## Problem details
Your answer should consist of the lines in the data below that contain "arrow".
--- START ---
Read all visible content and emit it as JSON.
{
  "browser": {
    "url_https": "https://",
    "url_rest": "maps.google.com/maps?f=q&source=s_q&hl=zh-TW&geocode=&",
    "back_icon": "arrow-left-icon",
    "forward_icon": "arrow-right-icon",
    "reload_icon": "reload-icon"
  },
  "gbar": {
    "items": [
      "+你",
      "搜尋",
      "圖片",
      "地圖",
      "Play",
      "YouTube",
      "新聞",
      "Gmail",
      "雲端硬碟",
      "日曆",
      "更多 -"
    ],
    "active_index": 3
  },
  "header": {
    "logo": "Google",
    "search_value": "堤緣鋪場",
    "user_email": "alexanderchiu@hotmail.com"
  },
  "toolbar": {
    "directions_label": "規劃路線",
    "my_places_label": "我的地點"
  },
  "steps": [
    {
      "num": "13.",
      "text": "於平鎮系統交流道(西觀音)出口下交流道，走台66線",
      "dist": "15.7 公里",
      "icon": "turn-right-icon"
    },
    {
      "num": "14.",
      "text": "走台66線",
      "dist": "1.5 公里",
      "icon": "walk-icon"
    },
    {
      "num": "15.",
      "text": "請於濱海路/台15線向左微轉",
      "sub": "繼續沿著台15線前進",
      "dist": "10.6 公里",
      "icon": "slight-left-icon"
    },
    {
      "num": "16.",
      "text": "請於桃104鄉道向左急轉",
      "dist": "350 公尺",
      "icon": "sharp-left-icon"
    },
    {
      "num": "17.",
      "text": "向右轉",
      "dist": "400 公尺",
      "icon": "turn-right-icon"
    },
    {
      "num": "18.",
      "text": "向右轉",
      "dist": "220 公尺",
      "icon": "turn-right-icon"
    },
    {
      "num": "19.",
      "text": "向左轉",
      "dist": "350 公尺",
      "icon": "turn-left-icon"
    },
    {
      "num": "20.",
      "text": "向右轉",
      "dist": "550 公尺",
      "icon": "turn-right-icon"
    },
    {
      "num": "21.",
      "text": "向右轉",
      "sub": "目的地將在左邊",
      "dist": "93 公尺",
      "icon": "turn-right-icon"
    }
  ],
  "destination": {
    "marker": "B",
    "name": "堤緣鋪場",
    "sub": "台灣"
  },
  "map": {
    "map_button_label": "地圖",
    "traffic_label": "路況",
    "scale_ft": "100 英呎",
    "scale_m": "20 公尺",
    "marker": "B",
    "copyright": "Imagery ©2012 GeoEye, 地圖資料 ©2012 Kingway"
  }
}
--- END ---
## Written answer
    "back_icon": "arrow-left-icon",
    "forward_icon": "arrow-right-icon",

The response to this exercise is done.